AIM OF THE TASK: Could you copy each line of the entries that contains "Yellow"?

[Web page and app entries]
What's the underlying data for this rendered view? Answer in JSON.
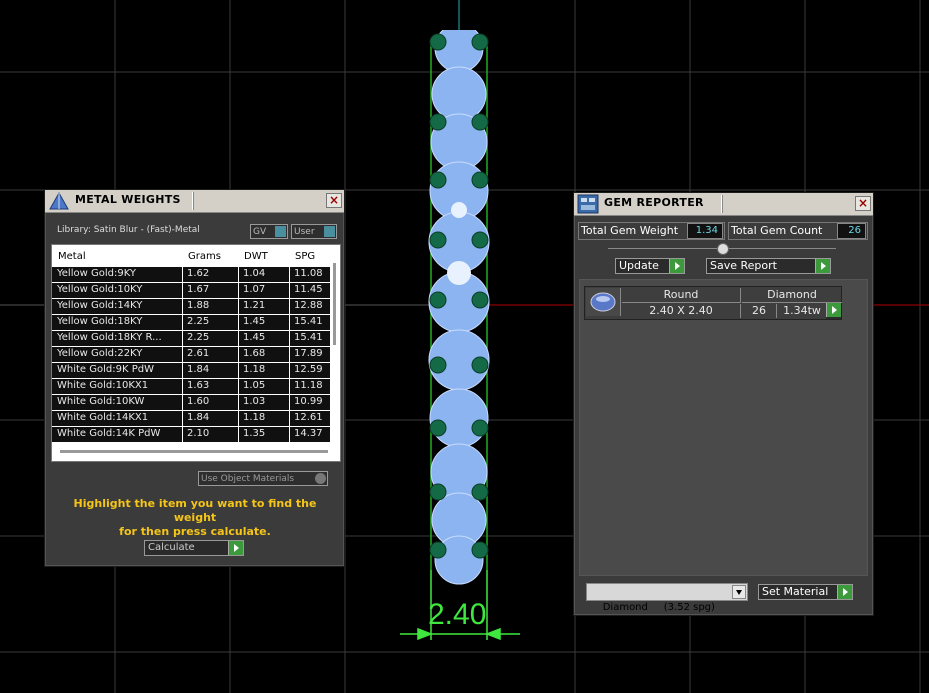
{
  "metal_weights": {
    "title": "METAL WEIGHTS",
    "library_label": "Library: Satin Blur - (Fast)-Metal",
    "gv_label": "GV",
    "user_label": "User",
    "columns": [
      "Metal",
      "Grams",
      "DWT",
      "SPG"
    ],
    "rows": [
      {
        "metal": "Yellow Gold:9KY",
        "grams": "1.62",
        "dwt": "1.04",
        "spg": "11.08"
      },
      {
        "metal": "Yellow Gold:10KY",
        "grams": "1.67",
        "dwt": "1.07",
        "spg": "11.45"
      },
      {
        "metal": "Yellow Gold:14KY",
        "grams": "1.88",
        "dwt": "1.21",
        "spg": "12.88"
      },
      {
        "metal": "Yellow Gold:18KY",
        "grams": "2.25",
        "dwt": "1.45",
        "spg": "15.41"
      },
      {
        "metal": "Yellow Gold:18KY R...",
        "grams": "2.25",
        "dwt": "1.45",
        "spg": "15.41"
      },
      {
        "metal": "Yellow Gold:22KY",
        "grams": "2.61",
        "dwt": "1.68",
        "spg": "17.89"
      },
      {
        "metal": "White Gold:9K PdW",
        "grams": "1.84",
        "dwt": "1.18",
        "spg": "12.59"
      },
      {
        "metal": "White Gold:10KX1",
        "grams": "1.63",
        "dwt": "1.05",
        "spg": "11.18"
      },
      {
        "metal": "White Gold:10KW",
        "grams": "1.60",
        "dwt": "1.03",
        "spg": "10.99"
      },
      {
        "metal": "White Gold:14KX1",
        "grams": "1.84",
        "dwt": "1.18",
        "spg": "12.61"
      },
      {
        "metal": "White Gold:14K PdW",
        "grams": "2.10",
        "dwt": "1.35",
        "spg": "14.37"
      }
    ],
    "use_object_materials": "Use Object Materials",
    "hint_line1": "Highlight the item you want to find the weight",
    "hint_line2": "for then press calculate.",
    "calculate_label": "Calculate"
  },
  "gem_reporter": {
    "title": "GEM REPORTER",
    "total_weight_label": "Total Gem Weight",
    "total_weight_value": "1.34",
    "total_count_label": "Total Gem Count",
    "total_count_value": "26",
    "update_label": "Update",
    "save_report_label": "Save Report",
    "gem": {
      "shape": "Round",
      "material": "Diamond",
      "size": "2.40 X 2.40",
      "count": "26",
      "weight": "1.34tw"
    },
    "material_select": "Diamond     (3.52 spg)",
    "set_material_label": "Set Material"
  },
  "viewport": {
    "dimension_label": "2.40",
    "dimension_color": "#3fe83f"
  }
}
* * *
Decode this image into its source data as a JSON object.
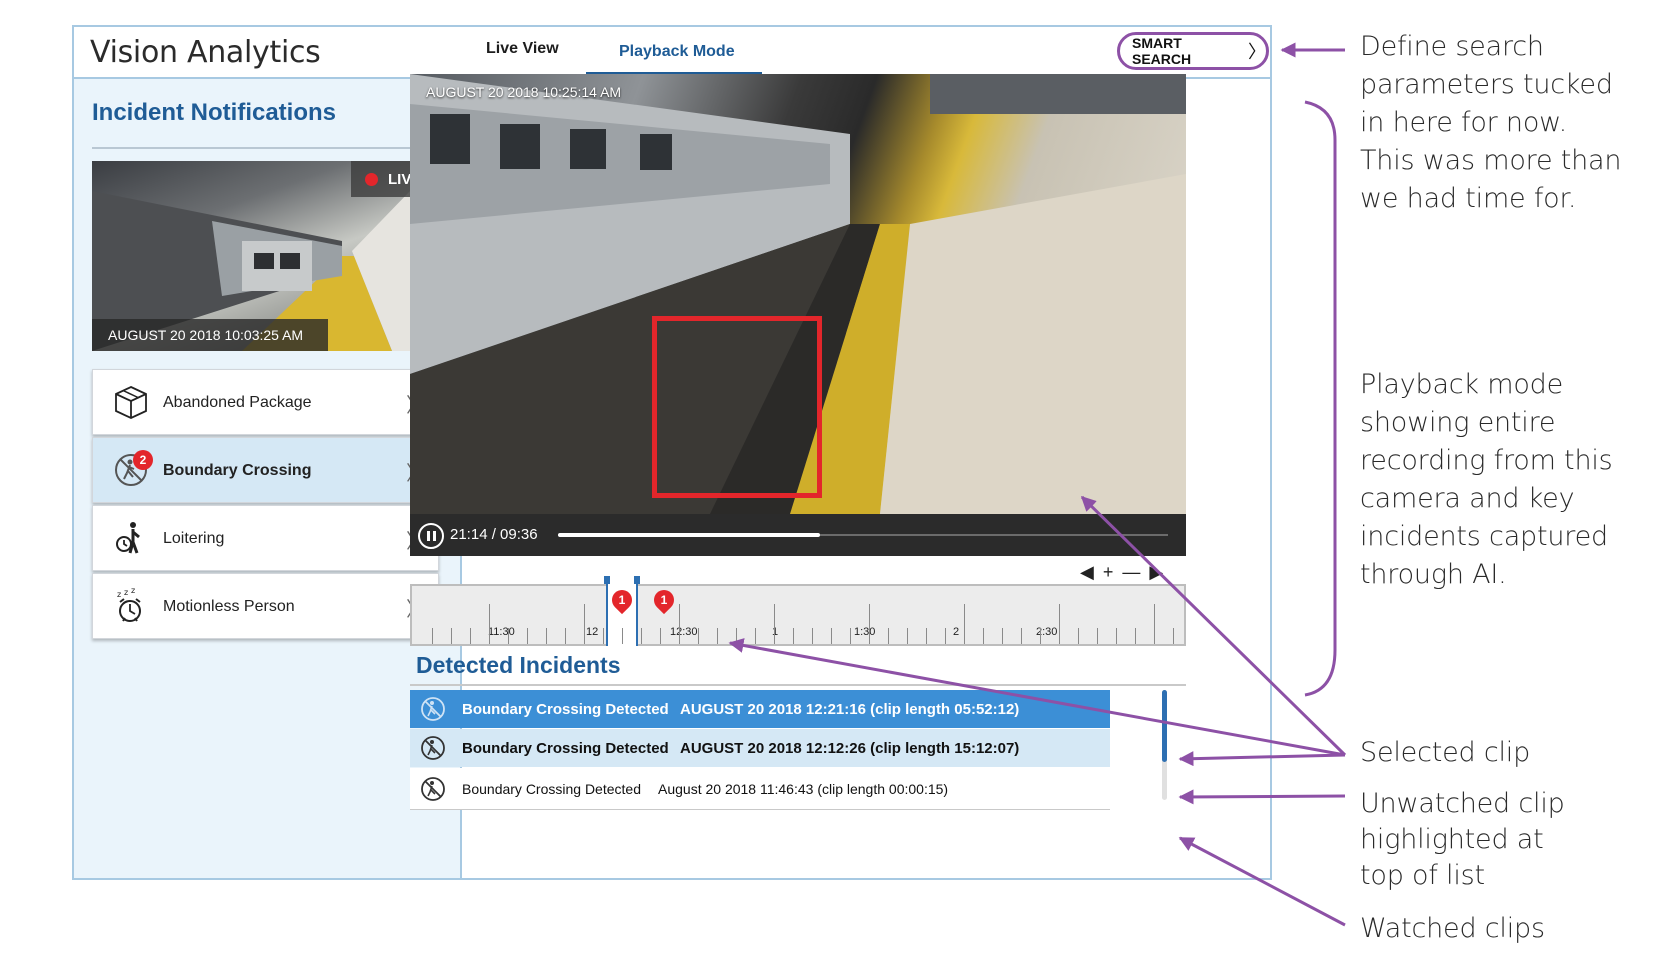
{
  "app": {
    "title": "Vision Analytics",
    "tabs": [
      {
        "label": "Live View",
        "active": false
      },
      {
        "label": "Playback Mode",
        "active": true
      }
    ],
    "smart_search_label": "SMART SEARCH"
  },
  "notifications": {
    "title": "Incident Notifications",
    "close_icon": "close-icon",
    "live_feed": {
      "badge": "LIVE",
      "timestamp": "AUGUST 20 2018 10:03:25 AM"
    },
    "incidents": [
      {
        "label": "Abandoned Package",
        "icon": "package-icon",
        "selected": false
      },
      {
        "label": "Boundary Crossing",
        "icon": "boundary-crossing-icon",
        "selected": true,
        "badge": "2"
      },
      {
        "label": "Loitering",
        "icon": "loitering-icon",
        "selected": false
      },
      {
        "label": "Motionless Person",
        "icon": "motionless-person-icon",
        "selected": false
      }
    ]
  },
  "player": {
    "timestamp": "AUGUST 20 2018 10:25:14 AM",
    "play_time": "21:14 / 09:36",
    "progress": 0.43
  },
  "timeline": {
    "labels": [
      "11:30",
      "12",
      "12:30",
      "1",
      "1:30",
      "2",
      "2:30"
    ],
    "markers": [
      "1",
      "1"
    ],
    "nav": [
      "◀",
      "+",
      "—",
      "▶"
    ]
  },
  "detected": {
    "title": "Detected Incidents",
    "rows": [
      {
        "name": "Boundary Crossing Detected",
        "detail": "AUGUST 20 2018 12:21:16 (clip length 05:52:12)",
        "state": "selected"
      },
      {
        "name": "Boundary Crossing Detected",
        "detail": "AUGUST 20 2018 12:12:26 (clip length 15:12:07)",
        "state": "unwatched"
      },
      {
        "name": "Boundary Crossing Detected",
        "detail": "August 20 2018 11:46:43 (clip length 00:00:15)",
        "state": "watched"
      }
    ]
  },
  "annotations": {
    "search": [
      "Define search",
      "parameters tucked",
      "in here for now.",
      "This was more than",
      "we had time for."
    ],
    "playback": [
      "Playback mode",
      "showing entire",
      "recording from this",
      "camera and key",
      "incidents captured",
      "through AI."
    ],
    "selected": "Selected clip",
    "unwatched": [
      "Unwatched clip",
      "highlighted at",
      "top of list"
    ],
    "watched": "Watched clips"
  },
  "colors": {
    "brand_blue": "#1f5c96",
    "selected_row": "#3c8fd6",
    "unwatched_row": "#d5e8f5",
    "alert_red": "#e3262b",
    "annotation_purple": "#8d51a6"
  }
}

EXERCISE ANSWER:
        "metal": "Yellow Gold:9KY",
        "metal": "Yellow Gold:10KY",
        "metal": "Yellow Gold:14KY",
        "metal": "Yellow Gold:18KY",
        "metal": "Yellow Gold:18KY R...",
        "metal": "Yellow Gold:22KY",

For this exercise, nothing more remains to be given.